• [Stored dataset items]
--------------------

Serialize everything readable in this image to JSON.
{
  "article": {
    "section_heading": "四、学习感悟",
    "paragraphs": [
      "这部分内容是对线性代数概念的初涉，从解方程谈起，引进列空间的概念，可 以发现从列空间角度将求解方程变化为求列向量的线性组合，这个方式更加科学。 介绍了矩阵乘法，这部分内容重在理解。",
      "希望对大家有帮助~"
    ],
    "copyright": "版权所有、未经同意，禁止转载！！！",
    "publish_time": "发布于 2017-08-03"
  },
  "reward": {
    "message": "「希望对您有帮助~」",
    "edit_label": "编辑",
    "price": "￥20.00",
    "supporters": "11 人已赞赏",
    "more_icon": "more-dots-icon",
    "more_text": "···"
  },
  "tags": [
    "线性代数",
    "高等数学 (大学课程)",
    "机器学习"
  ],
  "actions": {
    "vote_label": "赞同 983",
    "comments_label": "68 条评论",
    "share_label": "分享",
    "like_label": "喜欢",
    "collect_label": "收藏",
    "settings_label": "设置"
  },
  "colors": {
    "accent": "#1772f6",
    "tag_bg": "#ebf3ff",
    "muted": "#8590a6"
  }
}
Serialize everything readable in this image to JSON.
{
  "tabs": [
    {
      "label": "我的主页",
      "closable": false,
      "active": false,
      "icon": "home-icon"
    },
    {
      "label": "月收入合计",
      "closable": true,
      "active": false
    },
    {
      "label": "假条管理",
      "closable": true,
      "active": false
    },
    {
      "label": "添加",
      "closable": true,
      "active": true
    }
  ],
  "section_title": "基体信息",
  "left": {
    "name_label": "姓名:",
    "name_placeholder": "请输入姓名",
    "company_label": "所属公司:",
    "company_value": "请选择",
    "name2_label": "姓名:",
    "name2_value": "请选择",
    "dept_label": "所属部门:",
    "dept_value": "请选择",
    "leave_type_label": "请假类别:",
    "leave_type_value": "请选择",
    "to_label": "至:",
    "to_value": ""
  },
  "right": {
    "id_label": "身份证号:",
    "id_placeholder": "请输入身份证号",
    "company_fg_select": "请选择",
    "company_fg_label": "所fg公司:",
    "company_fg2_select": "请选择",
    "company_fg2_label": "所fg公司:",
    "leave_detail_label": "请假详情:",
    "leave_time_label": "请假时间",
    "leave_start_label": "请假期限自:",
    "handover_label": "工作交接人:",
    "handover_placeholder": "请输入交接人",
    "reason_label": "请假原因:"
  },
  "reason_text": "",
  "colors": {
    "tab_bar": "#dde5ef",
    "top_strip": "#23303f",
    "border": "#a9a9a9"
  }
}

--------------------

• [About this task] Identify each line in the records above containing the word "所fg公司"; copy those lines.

• [Result of this exercise]
    "company_fg_label": "所fg公司:",
    "company_fg2_label": "所fg公司:",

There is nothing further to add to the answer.